The Mayor of Casterbridge
One of Thomas Hardy’s more famous Wessex novels is The Mayor of Casterbridge, which was first published in 1886. Subtitled “The Life and Death of a Man of Character,” the novel is set in the fictitious town of Casterbridge, which is based on the real town of Dorchester. There are many real-life locations mentioned in the book, as well as two characters from another Hardy novel, Far from the Madding Crowd.
The story of The Mayor of Casterbridge begins with Michael Henchard, who gets drunk at a county fair and sells his wife and daughter to a sailor. The next day, he swears to never touch alcohol again. Eighteen years later, he is the Mayor of Casterbridge, known for his sobriety, but keeping the details of the loss of his wife secret. After Henchard falls in love with Lucrette, his wife and grown daughter return, sparking a decline in Henchard’s fortunes.

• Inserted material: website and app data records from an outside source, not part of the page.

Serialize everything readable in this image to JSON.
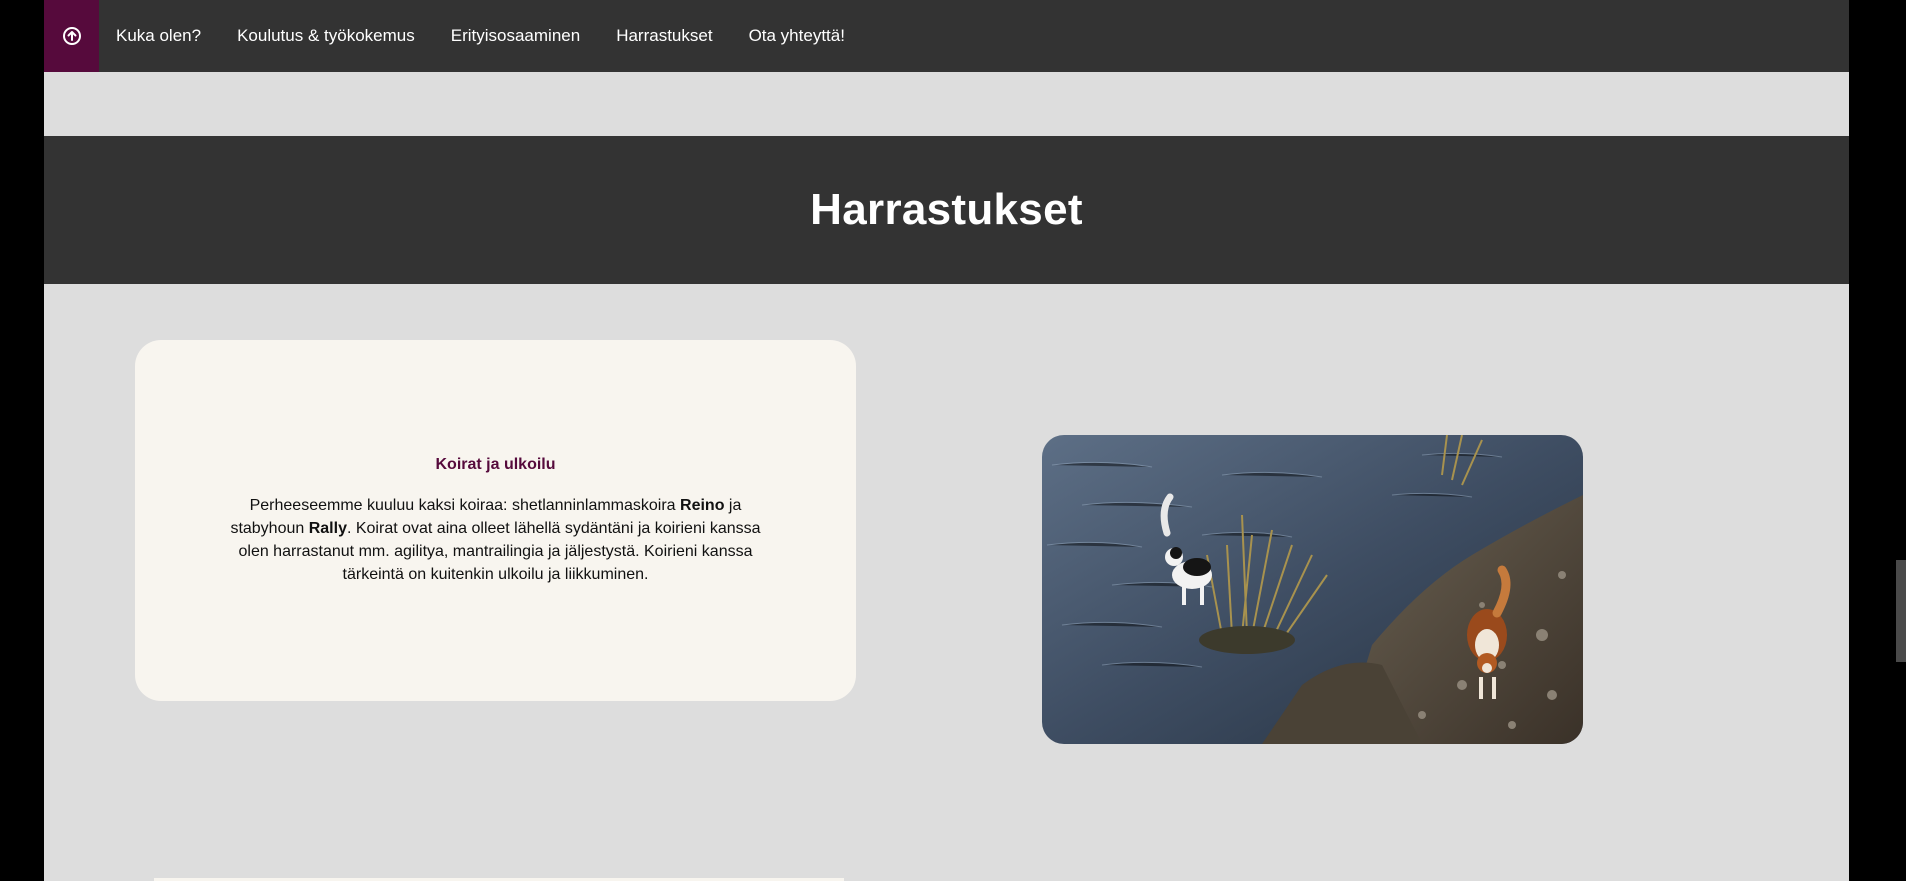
{
  "nav": {
    "home_icon": "arrow-up-circle-icon",
    "links": [
      "Kuka olen?",
      "Koulutus & työkokemus",
      "Erityisosaaminen",
      "Harrastukset",
      "Ota yhteyttä!"
    ]
  },
  "section": {
    "title": "Harrastukset"
  },
  "card": {
    "title": "Koirat ja ulkoilu",
    "text_parts": {
      "p1": "Perheeseemme kuuluu kaksi koiraa: shetlanninlammaskoira ",
      "dog1": "Reino",
      "p2": " ja stabyhoun ",
      "dog2": "Rally",
      "p3": ". Koirat ovat aina olleet lähellä sydäntäni ja koirieni kanssa olen harrastanut mm. agilitya, mantrailingia ja jäljestystä. Koirieni kanssa tärkeintä on kuitenkin ulkoilu ja liikkuminen."
    }
  },
  "colors": {
    "nav_bg": "#333333",
    "accent": "#560a3c",
    "page_bg": "#dddddd",
    "card_bg": "#f8f5ef"
  }
}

Donald Farfrae, a Scotsman, enters the picture and is the exact opposite of Henchard. Farfrae takes an interest in Henchard’s daughter, but winds up marrying Lucrette. Farfrae buys Henchard’s business and becomes the new mayor of Casterbridge. When Lucrette dies, he marries Henchard’s daughter. After twenty-one years of sobriety, Henchard begins drinking again, when his daughter comes to forgive him, she finds him dead. Henchard’s will requests no funeral so that no one will ever remember him.